AIM OF THE TASK:
Lines below containing the word "path" should be copied out.

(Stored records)
/---

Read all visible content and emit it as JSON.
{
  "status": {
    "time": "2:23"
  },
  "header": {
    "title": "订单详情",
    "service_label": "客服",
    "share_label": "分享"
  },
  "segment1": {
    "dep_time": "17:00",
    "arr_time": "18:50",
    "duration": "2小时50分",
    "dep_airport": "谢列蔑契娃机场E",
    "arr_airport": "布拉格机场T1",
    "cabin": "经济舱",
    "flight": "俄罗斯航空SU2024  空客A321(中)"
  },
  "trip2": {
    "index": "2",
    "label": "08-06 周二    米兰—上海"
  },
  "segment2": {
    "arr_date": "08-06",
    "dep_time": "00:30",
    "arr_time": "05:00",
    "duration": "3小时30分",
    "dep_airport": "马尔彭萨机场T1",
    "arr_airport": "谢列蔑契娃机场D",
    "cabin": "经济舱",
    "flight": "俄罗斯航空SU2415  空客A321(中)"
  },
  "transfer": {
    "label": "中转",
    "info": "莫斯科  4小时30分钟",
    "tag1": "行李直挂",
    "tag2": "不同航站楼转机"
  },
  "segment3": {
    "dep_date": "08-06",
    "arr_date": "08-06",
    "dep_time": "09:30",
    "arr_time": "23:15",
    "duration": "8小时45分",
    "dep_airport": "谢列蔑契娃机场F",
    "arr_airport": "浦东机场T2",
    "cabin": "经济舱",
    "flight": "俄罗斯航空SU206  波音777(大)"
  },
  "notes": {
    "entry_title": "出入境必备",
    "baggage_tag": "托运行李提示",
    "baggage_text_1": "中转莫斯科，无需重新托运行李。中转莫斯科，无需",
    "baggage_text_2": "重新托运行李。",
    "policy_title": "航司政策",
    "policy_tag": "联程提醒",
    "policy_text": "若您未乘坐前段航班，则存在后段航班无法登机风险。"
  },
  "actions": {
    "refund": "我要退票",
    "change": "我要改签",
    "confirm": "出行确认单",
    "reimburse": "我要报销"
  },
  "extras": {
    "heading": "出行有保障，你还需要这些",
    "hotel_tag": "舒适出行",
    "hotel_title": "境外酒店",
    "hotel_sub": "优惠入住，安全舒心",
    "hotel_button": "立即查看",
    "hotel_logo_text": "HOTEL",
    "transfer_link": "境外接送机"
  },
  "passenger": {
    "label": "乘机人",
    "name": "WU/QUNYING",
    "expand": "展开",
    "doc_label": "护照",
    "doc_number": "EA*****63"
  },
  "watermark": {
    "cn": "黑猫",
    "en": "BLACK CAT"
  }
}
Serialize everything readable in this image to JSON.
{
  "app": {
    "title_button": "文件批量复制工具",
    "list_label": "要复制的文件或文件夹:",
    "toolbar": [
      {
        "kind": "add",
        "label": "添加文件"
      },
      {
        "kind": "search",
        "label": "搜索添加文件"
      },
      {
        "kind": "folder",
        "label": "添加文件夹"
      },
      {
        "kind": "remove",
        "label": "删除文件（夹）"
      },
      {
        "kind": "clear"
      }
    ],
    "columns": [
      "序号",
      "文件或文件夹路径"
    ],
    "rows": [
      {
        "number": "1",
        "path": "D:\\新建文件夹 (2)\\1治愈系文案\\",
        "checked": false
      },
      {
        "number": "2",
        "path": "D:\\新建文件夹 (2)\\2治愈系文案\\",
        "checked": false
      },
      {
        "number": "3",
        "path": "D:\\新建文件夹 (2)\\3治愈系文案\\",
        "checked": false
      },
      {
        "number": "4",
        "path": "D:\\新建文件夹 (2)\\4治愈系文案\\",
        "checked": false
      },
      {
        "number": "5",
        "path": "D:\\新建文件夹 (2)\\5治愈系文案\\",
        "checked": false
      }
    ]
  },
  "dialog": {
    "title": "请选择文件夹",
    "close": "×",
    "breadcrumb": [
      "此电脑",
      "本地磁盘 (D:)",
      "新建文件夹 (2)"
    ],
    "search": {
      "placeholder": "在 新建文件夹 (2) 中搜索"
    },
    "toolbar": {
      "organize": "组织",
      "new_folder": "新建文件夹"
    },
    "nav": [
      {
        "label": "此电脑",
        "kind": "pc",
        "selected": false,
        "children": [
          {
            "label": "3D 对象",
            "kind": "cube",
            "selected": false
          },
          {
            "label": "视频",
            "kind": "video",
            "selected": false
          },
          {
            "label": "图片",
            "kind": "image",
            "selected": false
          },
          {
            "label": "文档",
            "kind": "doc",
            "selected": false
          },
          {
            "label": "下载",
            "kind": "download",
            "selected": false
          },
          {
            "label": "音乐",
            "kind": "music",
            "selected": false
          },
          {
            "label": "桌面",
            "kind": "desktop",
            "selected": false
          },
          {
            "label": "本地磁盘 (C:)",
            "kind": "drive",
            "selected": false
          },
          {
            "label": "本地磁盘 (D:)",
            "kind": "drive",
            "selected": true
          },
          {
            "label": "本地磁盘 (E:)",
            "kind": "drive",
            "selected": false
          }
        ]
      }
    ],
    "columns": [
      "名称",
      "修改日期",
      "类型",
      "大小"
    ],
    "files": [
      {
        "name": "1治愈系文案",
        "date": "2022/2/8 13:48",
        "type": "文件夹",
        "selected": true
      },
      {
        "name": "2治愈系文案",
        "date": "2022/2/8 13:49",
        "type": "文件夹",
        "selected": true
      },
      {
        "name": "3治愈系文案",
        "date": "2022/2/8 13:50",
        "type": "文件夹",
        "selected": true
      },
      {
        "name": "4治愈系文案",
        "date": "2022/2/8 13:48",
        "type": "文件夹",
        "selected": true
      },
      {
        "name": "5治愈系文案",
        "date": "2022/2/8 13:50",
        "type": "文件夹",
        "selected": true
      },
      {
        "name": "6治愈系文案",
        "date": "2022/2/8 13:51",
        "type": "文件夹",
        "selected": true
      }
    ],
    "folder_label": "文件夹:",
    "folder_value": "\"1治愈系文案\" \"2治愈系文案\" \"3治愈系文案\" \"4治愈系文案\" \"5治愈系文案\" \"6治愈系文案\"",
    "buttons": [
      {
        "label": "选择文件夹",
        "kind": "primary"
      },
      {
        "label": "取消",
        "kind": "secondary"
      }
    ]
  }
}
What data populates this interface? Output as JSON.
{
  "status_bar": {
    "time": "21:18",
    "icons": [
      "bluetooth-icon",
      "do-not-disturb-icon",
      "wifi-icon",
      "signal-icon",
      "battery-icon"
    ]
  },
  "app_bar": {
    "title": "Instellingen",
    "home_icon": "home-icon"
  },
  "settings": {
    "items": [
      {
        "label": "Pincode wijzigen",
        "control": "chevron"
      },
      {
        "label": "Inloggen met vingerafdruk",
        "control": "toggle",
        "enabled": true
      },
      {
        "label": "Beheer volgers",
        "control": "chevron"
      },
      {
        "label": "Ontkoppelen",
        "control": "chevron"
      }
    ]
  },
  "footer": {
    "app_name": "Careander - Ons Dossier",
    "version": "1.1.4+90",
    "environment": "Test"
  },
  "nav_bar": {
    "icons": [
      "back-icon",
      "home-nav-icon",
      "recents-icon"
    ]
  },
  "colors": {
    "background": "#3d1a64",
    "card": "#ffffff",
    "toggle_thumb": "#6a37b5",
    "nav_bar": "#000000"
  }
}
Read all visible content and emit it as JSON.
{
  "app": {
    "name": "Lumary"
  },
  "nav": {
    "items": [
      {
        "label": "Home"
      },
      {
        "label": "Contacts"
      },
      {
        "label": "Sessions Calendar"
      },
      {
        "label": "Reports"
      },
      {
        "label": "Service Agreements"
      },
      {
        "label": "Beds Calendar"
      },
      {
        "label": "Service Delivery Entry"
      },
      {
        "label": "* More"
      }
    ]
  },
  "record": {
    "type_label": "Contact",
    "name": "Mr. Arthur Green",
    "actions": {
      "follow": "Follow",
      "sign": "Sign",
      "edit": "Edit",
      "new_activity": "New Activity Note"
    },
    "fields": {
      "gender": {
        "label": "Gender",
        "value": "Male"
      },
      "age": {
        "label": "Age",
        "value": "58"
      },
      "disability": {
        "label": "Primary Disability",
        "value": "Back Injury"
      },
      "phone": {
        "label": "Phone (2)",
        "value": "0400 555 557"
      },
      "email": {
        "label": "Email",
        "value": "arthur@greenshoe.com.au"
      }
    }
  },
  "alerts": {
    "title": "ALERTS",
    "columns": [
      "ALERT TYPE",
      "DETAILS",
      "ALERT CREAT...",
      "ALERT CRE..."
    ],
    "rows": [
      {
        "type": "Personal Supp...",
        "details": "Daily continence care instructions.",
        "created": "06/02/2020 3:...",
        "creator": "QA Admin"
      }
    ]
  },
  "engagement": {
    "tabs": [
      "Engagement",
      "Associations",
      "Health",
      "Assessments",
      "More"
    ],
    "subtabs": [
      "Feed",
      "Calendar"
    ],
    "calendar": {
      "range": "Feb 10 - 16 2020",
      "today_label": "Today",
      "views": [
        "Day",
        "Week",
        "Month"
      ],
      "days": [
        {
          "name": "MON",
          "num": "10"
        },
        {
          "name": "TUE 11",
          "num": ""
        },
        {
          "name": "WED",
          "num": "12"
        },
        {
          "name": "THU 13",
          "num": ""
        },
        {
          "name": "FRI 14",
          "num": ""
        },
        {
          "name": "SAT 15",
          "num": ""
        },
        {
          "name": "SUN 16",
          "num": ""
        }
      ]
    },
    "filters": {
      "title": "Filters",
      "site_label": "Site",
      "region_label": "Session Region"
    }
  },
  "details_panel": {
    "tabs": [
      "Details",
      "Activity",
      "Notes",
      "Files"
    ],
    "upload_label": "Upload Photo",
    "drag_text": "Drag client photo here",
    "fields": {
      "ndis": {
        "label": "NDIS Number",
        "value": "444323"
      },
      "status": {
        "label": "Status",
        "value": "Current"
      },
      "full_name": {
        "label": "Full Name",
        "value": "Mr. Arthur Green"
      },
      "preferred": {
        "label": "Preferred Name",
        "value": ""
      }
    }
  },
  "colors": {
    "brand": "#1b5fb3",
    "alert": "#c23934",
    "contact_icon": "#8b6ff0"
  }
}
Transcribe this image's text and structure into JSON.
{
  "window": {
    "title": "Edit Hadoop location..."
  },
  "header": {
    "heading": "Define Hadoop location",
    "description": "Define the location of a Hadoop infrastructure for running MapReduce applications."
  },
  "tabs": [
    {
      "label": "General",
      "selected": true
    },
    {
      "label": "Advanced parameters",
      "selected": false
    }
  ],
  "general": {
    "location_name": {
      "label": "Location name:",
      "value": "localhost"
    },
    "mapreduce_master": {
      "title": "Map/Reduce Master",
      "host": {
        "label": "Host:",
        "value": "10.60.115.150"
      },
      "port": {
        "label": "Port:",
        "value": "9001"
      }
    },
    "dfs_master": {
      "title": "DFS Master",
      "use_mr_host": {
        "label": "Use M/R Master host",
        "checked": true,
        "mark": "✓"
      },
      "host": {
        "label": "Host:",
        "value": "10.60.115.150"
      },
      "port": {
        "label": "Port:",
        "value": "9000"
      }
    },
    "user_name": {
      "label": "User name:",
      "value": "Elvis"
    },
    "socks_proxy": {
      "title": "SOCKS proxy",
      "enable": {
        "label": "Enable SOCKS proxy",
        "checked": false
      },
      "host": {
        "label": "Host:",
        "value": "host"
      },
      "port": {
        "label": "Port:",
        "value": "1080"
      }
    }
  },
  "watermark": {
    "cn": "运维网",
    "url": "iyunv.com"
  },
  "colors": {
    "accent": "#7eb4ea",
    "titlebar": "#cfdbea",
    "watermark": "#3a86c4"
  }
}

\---

PROBLEM SOLUTION:
        "path": "D:\\新建文件夹 (2)\\1治愈系文案\\",
        "path": "D:\\新建文件夹 (2)\\2治愈系文案\\",
        "path": "D:\\新建文件夹 (2)\\3治愈系文案\\",
        "path": "D:\\新建文件夹 (2)\\4治愈系文案\\",
        "path": "D:\\新建文件夹 (2)\\5治愈系文案\\",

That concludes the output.